I may be a psychopath.
This scary thought is not the result of discovering a bunch of unidentified body parts in the freezer, nor is it a consequence of my having flunked a Cosmo personality test in the supermarket checkout line.
Perhaps the possibility of my being a psychopath does not surprise you at all, given the conventional wisdom that business in general, and our industry in particular, attracts such miscreants.
You know the type - the Gordon Gekkos of the world, as depicted in movies like Wall Street
However, as you may know, this firm was founded on quite the opposite premise:
We believe that the traditional dog-eat-dog, eat-what-you-kill model creates selfish behavior that may not be in the long-term interests of either the portfolio or the clients.
When we began, we were determined to prove that an investment process based on collaboration
would lead to more intellectual honesty, make the most of each team member's strengths and would generate better performance over the long-term, precisely because
unselfish behavior was expected and rewarded.
So it was more than a little unsettling when my tidy world of "psychopaths = bad; non-psychopaths = good," was upended last week, as I read The Wisdom of Psychopaths: What Saints, Spies and Serial Killers Can Teach Us About Success
by Kevin Dutton. According to Dutton, psychopathy is not an either/or condition, nor is it entirely negative.
Rather, it is best thought of as a spectrum - one where serial killers reside at one extreme, and other, often highly successful people like CEOs, Navy Seals, surgeons, and professional athletes, live at the opposite end.
And they are different from the rest of the population - in both the way they're wired (literally), as well as in their physiological responses to stressful situations. In short, psychopaths keep their cool when others don't.
We know that humans are predisposed to "catching" fear from others
. We also know that fear causes most people to go into a highly aroused physiological state, one that clouds their thinking and judgment
as they ruminate and fantasize over impending doom.
In sharp contrast, when the stakes are high, a psychopath's arousal level actually decreases
- these people appear to be immune from fear contagion and are able to make faster decisions.
Their attention is not only more focused, it's more focused on the present, an orientation that causes their anxiety levels to be much lower.
It makes sense. One of the well-documented benefits of mindfulness practice is a reduction in anxiety.
If you stay focused on the present, you are unburdened by the past and do not fear the future.
Indeed, from a scientific point of view, a psychopathic state of mind is not unlike that of a Tibetan monk
who is a master of meditation. It turns out that elements of psychopathy are not unlike elements of spiritual enlightenment. Don't believe me? Consider the following.
Dutton states: "...it isn't so much the case that psychopaths don't feel anxiety in certain situations, but rather that they just don't notice the threat.

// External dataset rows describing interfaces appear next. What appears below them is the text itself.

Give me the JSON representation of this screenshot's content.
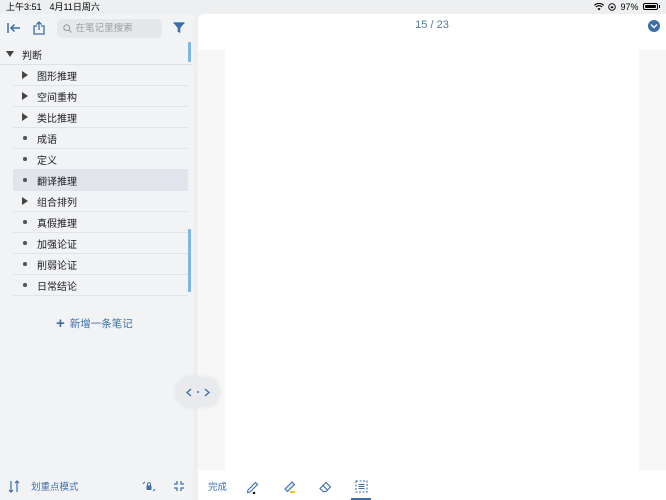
{
  "status_bar": {
    "time": "上午3:51",
    "date": "4月11日周六",
    "battery": "97%"
  },
  "sidebar": {
    "search_placeholder": "在笔记里搜索",
    "root": {
      "label": "判断"
    },
    "items": [
      {
        "label": "图形推理",
        "type": "expandable"
      },
      {
        "label": "空间重构",
        "type": "expandable"
      },
      {
        "label": "类比推理",
        "type": "expandable"
      },
      {
        "label": "成语",
        "type": "leaf"
      },
      {
        "label": "定义",
        "type": "leaf"
      },
      {
        "label": "翻译推理",
        "type": "leaf",
        "selected": true
      },
      {
        "label": "组合排列",
        "type": "expandable"
      },
      {
        "label": "真假推理",
        "type": "leaf"
      },
      {
        "label": "加强论证",
        "type": "leaf"
      },
      {
        "label": "削弱论证",
        "type": "leaf"
      },
      {
        "label": "日常结论",
        "type": "leaf"
      }
    ],
    "add_note_label": "新增一条笔记",
    "highlight_mode_label": "划重点模式"
  },
  "viewer": {
    "page_indicator": "15 / 23",
    "done_label": "完成"
  },
  "colors": {
    "accent": "#3d6ea7",
    "scroll_indicator": "#7fb6e8",
    "selected_row": "#e1e4ea"
  }
}
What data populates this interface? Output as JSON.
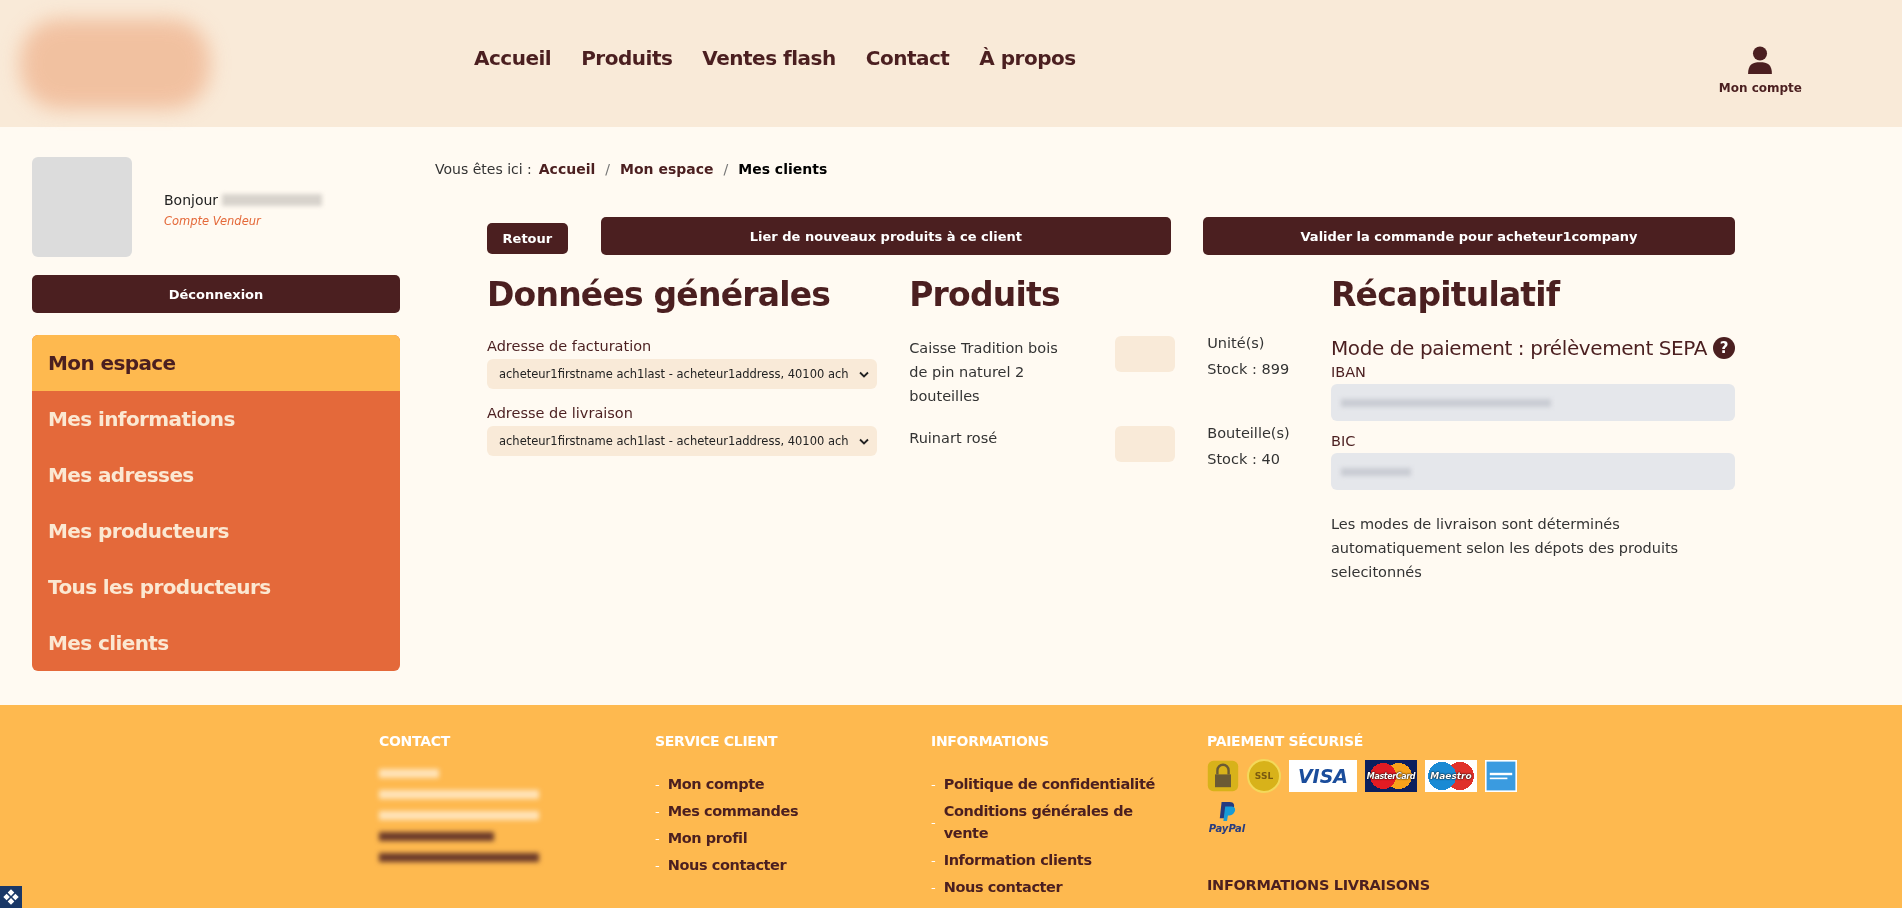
{
  "header": {
    "nav": [
      {
        "label": "Accueil",
        "selected": false
      },
      {
        "label": "Produits",
        "selected": false
      },
      {
        "label": "Ventes flash",
        "selected": false
      },
      {
        "label": "Contact",
        "selected": false
      },
      {
        "label": "À propos",
        "selected": false
      }
    ],
    "account": "Mon compte"
  },
  "user": {
    "greeting": "Bonjour",
    "role": "Compte Vendeur",
    "logout": "Déconnexion"
  },
  "sidebar": {
    "items": [
      {
        "label": "Mon espace",
        "selected": true
      },
      {
        "label": "Mes informations",
        "selected": false
      },
      {
        "label": "Mes adresses",
        "selected": false
      },
      {
        "label": "Mes producteurs",
        "selected": false
      },
      {
        "label": "Tous les producteurs",
        "selected": false
      },
      {
        "label": "Mes clients",
        "selected": false
      }
    ]
  },
  "breadcrumb": {
    "prefix": "Vous êtes ici :",
    "separator": "/",
    "items": [
      {
        "label": "Accueil",
        "selected": false
      },
      {
        "label": "Mon espace",
        "selected": false
      },
      {
        "label": "Mes clients",
        "selected": true
      }
    ]
  },
  "actions": [
    "Retour",
    "Lier de nouveaux produits à ce client",
    "Valider la commande pour acheteur1company"
  ],
  "general": {
    "title": "Données générales",
    "fields": [
      {
        "label": "Adresse de facturation",
        "value": "acheteur1firstname ach1last - acheteur1address, 40100 ach"
      },
      {
        "label": "Adresse de livraison",
        "value": "acheteur1firstname ach1last - acheteur1address, 40100 ach"
      }
    ]
  },
  "products": {
    "title": "Produits",
    "items": [
      {
        "name": "Caisse Tradition bois de pin naturel 2 bouteilles",
        "unit": "Unité(s)",
        "stock": "Stock : 899"
      },
      {
        "name": "Ruinart rosé",
        "unit": "Bouteille(s)",
        "stock": "Stock : 40"
      }
    ]
  },
  "recap": {
    "title": "Récapitulatif",
    "payment": "Mode de paiement : prélèvement SEPA",
    "help": "?",
    "fields": [
      {
        "label": "IBAN"
      },
      {
        "label": "BIC"
      }
    ],
    "note": "Les modes de livraison sont déterminés automatiquement selon les dépots des produits selecitonnés"
  },
  "footer": {
    "contact": {
      "title": "CONTACT"
    },
    "columns": [
      {
        "title": "SERVICE CLIENT",
        "links": [
          "Mon compte",
          "Mes commandes",
          "Mon profil",
          "Nous contacter"
        ]
      },
      {
        "title": "INFORMATIONS",
        "links": [
          "Politique de confidentialité",
          "Conditions générales de vente",
          "Information clients",
          "Nous contacter"
        ]
      }
    ],
    "link_marker": "-",
    "payment": {
      "title": "PAIEMENT SÉCURISÉ",
      "badges": [
        {
          "kind": "lock"
        },
        {
          "kind": "ssl",
          "label": "SSL"
        },
        {
          "kind": "visa",
          "label": "VISA"
        },
        {
          "kind": "mastercard",
          "label": "MasterCard"
        },
        {
          "kind": "maestro",
          "label": "Maestro"
        },
        {
          "kind": "amex"
        },
        {
          "kind": "paypal",
          "label": "PayPal"
        }
      ]
    },
    "delivery_title": "INFORMATIONS LIVRAISONS"
  }
}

Their attention is focused purely on the task at hand, and extraneous distractors are ruthlessly filtered out." Doesn't this sound an awful lot like this description, by Theravada monk Bhikku Bodhi
and quoted by Dutton, regarding what the practice of meditation brings? "In the practice of right mindfulness the mind is trained to remain in the present, open, quiet, and alert, contemplating the present event. All judgments and interpretations have to be suspended, or if they occur, just registered and dropped." Suddenly, it all made sense to me.
The best investors I know are those who don't flip out when the wheels are coming off one of their positions, their portfolio or the markets; who are willing to remain nonconformist in the moment so that they may strike while everyone else panics and profit out of everyone else's fear and confusion. In other words, they are psychopaths.
The best investment decision about a position that is emotionally laden - and here emotionally laden means that it's either gone up a lot or gone down a lot - is one that is untainted by all judgments and interpretations (a.k.a, the "stories" we tell ourselves). The investment case must be made in a completely detached way.
A stock doesn't care whether you own it or not, or whether you had a good or bad "relationship" with it during the course of your ownership. A stock is not your friend. It doesn't give a crap about you, and you should reciprocate that indifference. All of my investment process mistakes
(as opposed to all my bad outcomes - this is an important distinction, as one can have bad outcomes despite a good process) have always come from a place of emotion.
Every single one, whether it was a purchase or a sale.
By contrast, my best decisions in fraught times have been when I have accessed that place of flow and clarity by being entirely detached emotionally.
It turns out that for someone who tends to be very expressive and prone to hyperbolic language, I can be quite cold blooded and calculating when I need to be, for the good of the portfolio.
It amuses me no end that despite trying not
to create a stereotypical psychopathic culture at Daruma, I actually aspire to the positive attributes of true psychopaths
(or Tibetan monks, I suppose, to make it more palatable).
And of those phone-tossing, expletive-hurling, Gordon Gekko types, many of whom went into deer-in-the-headlights shock, paralysis and hiding during the Great Financial Crisis of '08? I don't think they were psychopaths at all - just badly behaved wimps.